Similar to Green, Jamila Williams, 28, a University of California, Berkeley, School of Law graduate, said no one really explained how federal clerkships can be career changing when she was in school. She worries that students of color and first-generation law students may miss their opportunities.
Williams said she was able to acquire her current federal clerkship in the Central District of California after working "twice as hard and speaking up" as one of the only Black students in her law classes, and now she pays it forward by speaking to undergrads about applying for law school.
"I always wanted to be a judge, and now I see it's not too far out of reach if I really want it," Williams said. "It takes everyone buying in and pulling each other up for this to work."
Law associations and student groups across the country agree.
In New Mexico, a judicial clerkship program created by the state bar's Young Lawyers Division was recognized this year by the American Bar Association for helping traditionally underrepresented law students obtain post-graduation judicial clerkships. It included awarding those students a $4,000 stipend for the summer.
Shasta Inman, the chair of the state bar's Young Lawyers Division, said legal positions can be unpaid, and students from underrepresented backgrounds often cannot afford to engage in the traditional internship or clerkship program because they are already struggling with student loan debt or may need to work better-paying jobs to care for their families.
"These applicants aren't any less qualified to serve as clerks, but they — perhaps — haven't been supported in or encouraged to apply for the opportunities," Inman said in an email. "Our program aims to fix that."
There are local, state and federal clerkships that do pay, and although the salaries are comparatively low, clerkships provide "credentials and experience that are considered a continuation of legal training and that can greatly enhance long-term employment options," according to the National Association for Law Placement.

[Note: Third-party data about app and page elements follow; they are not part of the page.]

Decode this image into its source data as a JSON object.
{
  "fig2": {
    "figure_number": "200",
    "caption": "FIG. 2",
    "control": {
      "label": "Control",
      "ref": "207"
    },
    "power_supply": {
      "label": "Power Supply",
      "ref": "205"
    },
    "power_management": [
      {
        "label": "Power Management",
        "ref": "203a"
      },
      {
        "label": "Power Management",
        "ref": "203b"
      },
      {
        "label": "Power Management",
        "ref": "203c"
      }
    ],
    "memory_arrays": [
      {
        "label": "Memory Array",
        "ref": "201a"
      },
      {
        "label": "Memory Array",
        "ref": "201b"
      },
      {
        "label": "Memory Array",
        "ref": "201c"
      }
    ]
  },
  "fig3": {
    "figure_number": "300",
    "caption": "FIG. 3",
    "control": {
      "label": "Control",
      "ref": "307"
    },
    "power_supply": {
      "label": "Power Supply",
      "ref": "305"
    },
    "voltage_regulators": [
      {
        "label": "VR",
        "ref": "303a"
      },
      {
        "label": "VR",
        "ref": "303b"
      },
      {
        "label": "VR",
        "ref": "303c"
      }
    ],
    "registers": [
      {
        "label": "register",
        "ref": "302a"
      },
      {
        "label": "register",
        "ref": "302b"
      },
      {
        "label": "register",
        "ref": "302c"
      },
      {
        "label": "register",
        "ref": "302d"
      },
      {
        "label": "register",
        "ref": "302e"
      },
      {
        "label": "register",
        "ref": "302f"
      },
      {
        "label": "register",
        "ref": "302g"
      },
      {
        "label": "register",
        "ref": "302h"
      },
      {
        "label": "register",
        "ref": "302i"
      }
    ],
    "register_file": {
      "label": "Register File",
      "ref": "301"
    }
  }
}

Leipold said it's not unheard of for those who complete a prestigious federal clerkship to return to private practice and get a signing bonus from a law firm in the low six figures.
Anthony Collier, a law student at the University of Texas at Austin and the chair of the National Black Law Students Association, which represents nearly 6,000 students, said the group will begin surveying its members about their clerkship application experiences.
The goal, he said, is to create solutions, including getting state and federal courts to partner with the association and historically Black colleges and universities to develop mentorships and groom first-year law students so they're prepared for the clerkship process.
"A number of our students have the grades, but they don't have the access," Collier, 28, said. "This lack of diversity is appalling."
Some federal judges also acknowledge that they can no longer sit idle.
"I always wanted to be a judge, and now I see it's not too far out of reach if I really want it."
Laura Taylor Swain, the chief U.S. district judge for the Southern District of New York, one of the busiest and most influential federal courts in the nation, said she makes a point to look at a diverse candidate pool for potential clerks and never turns down the chance to participate in summer internship programs geared toward underrepresented groups.
She credits her clerkship with Constance Baker Motley, who in 1966 became the first African American woman to serve as a federal judge, for instilling in her an understanding of self-worth as a Black woman in a field where she remains an exception.
While a judge's hiring decisions are their own and not dictated by any rules, Swain said, she hopes her colleagues become more open-minded to looking beyond the same institutions for their clerks. Most importantly, she added, people will notice the change.
"We need to have respect for and show confidence to the community, to the extent that they see themselves reflected in the personnel we keep and the people holding important positions within the judiciary," Swain said, adding, "It benefits the judiciary. It benefits society."